= Beginning of Section =

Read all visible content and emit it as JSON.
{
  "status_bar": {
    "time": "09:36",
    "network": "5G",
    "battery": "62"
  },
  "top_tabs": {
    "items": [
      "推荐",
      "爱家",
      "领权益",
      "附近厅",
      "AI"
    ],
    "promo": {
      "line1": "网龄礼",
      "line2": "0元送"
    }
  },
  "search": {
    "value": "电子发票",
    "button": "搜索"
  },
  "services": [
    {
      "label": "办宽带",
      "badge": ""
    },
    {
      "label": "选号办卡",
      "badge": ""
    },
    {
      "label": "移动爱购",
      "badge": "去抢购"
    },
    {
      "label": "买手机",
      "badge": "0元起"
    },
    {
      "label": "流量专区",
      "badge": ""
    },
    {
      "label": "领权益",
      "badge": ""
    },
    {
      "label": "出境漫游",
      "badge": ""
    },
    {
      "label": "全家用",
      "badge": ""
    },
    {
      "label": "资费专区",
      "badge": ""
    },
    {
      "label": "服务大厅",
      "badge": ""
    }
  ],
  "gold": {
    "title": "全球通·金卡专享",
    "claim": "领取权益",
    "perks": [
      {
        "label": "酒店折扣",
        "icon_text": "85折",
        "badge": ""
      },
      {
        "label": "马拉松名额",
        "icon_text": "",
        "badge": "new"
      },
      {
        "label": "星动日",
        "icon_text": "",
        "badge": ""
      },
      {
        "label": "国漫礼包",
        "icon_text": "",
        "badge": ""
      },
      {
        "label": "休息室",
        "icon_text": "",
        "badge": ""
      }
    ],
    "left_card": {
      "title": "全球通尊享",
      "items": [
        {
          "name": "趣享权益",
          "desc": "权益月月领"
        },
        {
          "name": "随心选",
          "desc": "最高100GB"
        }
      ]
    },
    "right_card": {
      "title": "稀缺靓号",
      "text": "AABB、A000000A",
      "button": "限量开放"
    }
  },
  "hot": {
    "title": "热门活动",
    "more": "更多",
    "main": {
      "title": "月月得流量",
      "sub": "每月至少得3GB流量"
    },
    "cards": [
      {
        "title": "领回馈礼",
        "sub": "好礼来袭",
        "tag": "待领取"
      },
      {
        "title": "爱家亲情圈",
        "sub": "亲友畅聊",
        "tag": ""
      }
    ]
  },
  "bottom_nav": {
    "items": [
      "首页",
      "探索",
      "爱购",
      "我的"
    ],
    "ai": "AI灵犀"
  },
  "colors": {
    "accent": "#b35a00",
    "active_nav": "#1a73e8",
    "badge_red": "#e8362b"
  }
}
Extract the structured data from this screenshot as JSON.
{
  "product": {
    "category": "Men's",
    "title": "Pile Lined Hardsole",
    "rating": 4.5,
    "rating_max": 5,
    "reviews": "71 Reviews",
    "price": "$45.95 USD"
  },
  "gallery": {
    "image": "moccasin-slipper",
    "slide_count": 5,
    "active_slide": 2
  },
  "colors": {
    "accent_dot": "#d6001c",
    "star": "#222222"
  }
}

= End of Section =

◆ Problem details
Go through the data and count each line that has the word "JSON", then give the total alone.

◆ Your response
2